▸ **Data provided**
=====
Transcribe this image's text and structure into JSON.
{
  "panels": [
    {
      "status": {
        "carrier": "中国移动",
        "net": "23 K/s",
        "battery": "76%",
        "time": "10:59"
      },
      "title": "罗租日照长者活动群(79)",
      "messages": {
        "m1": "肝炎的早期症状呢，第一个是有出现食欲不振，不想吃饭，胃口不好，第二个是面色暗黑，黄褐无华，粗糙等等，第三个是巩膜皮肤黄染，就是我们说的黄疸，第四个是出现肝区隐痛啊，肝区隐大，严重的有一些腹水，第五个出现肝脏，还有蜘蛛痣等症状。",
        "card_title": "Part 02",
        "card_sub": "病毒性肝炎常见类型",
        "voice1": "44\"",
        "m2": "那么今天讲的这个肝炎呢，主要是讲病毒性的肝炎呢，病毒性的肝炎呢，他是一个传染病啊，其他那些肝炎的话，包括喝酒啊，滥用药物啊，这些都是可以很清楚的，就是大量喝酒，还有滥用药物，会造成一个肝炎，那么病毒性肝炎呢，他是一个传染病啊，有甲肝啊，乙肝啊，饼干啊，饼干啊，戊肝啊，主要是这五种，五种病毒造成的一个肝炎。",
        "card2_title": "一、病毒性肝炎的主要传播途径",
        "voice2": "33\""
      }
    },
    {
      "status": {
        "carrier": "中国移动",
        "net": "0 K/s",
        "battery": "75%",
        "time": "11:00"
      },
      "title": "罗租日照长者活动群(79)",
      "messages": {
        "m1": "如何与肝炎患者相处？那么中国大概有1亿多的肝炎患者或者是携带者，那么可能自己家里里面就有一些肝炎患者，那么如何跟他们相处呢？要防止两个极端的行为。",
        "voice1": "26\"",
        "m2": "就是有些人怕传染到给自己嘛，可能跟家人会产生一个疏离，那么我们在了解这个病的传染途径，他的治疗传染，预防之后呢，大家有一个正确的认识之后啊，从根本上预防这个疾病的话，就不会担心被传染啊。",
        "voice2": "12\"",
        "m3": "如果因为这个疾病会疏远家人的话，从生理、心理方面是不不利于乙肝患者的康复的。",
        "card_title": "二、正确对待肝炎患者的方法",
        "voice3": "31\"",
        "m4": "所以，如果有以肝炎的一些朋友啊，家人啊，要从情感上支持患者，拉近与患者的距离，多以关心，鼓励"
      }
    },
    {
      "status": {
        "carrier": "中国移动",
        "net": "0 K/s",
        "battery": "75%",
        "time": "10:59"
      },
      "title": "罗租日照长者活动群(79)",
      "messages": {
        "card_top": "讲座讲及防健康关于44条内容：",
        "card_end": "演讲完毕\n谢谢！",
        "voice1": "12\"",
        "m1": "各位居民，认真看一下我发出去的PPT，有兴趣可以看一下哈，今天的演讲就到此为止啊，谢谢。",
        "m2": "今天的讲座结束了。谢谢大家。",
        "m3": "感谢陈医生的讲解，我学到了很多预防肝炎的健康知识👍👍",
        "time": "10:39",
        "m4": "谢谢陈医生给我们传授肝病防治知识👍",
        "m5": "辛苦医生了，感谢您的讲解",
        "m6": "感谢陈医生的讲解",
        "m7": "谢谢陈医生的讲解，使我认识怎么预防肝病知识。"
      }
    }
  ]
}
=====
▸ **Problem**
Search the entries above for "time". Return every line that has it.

▸ **Exercise output**
        "time": "10:59"
        "time": "11:00"
        "time": "10:59"
        "time": "10:39",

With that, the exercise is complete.